**Work to complete**. Indicate, with the number alone, how many lines in the listing below hold the string "false".

----------------

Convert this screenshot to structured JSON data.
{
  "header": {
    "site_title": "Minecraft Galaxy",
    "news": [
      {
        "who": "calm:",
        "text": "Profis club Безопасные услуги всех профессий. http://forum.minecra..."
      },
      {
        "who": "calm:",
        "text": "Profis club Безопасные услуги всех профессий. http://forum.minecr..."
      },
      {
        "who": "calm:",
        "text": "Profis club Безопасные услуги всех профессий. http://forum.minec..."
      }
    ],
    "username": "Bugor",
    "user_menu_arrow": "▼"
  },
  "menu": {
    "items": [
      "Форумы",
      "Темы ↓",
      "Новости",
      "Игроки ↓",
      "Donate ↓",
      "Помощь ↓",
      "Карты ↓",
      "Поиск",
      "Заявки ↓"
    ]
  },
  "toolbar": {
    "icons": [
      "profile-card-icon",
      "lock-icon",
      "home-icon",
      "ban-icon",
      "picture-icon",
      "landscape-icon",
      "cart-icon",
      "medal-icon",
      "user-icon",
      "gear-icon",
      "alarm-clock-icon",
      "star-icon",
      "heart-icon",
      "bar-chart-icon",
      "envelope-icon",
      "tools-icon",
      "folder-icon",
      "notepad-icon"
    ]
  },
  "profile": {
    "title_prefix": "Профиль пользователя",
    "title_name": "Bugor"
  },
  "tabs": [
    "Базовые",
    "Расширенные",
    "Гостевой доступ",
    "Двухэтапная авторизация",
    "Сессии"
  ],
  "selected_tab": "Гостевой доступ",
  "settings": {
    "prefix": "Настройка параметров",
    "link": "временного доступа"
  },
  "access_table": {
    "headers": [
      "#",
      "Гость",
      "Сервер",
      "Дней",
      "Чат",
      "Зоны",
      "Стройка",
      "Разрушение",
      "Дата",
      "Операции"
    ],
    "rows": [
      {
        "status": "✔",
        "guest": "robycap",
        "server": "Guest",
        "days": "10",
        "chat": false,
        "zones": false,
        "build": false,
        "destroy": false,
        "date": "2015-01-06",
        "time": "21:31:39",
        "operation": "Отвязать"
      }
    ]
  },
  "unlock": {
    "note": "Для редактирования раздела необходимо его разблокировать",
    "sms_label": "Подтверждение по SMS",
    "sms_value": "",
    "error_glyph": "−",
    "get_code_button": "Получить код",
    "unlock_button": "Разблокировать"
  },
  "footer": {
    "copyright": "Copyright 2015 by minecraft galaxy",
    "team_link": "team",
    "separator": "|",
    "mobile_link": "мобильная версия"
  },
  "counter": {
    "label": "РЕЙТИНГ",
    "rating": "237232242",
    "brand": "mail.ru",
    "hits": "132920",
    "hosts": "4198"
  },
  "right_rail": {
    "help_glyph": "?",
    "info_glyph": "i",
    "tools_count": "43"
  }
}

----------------

**Result of this task**. 4